They may be considered among London's most peaceful thoroughfares, but with the growing popularity of canal towpaths, are these routes are now prone to the kind of aggro you'd expect from a Saturday afternoon on Oxford Street? This is the view of the Canal & River Trust, which is launching a campaign to tackle speeding and barging (as opposed to barges) along the city's waterways.
Of the 48 million people who take to London's towpaths annually, it is cyclists in particular who the Trust feels could be more considerate to others. Ahead of introducing a Share the Space, Drop your Pace scheme on Tuesday, Dick Vincent, London’s towpath ranger for the Trust, called for the 'reintroduction of old-fashioned manners', saying:

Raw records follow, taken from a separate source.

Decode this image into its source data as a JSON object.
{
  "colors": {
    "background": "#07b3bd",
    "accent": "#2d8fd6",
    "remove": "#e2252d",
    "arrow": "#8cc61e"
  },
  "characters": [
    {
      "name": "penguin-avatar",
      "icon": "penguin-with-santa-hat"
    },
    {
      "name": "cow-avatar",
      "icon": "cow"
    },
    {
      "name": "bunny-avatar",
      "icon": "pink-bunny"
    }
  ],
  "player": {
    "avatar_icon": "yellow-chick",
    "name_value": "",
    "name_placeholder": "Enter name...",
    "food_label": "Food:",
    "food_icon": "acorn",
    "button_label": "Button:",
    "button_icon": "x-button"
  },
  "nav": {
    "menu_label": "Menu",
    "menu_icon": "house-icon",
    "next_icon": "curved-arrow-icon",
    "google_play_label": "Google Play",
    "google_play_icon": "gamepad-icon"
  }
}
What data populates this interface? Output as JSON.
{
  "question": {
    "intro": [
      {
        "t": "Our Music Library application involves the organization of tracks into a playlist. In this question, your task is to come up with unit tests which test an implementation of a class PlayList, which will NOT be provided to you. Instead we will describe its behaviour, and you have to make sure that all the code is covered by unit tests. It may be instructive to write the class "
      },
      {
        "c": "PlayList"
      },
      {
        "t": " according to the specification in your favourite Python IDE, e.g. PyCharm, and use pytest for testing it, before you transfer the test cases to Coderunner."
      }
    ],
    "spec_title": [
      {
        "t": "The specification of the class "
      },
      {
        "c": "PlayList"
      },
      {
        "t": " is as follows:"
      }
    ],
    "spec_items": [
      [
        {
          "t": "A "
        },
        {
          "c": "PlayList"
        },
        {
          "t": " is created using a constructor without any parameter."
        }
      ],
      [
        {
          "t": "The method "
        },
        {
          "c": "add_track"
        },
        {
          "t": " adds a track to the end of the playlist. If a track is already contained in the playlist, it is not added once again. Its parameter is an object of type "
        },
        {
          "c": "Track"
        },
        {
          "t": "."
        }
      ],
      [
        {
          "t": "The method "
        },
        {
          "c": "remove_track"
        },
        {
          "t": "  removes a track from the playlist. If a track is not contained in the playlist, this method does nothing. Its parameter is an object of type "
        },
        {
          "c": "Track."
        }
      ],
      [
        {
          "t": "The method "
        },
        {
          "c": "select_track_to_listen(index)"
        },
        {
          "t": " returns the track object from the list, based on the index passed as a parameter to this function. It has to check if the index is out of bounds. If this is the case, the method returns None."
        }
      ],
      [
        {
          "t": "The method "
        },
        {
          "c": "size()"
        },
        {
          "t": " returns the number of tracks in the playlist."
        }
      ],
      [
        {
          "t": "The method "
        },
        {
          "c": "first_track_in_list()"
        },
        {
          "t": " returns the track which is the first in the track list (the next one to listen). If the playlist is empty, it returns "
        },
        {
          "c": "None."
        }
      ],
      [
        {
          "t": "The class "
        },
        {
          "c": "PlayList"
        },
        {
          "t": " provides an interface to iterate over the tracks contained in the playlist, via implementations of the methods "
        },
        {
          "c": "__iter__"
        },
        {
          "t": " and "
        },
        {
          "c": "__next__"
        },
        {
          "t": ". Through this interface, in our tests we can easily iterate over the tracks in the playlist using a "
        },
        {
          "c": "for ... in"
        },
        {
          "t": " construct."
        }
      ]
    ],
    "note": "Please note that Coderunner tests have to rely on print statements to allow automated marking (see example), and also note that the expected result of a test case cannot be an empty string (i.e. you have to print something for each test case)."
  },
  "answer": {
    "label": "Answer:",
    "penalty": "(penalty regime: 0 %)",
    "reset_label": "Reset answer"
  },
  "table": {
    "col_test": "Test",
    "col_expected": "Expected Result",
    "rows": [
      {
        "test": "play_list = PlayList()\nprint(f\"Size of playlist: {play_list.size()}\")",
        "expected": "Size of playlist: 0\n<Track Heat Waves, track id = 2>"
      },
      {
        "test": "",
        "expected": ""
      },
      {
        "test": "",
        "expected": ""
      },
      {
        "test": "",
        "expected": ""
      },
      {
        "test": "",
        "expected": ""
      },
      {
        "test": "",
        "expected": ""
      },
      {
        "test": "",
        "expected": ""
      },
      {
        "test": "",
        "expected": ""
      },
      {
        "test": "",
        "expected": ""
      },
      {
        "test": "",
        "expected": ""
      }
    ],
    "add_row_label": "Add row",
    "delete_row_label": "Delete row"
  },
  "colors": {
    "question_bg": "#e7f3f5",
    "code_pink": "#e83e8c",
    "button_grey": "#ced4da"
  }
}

Of course it’s great that so many people like cycling along our lovely canals but it’s important to remember that there are a lot of pedestrians on the towpath, many of whom are children. Please help by being considerate of other users, slowing down and remembering we are all there to enjoy the space. If you are in a rush, the towpath is not the best place for you so please choose a different route.
The counter argument is that towpaths provide a safe passage for cyclists and pedestrians through the city; after all, 85% of incidents involving cyclists in London happen at a busy junction — virtually non-existent if you're travelling along a canal.
The Canal & River Trust will be extending their own old-fashioned manners, by asking people nicely to heed their advice; on 6 October those using the towpath on the Regent’s Canal by The Proud Archivist will be serenaded by a string quartet.
Perhaps if there was a string quartet permanently installed every 100 metres along London's canals, everyone would be inclined to slow down.
What are your opinions? Are cyclists and other potentially fast-moving objects a menace to the towpaths? Or are towpaths the only safe route through London? Tell us in the comments.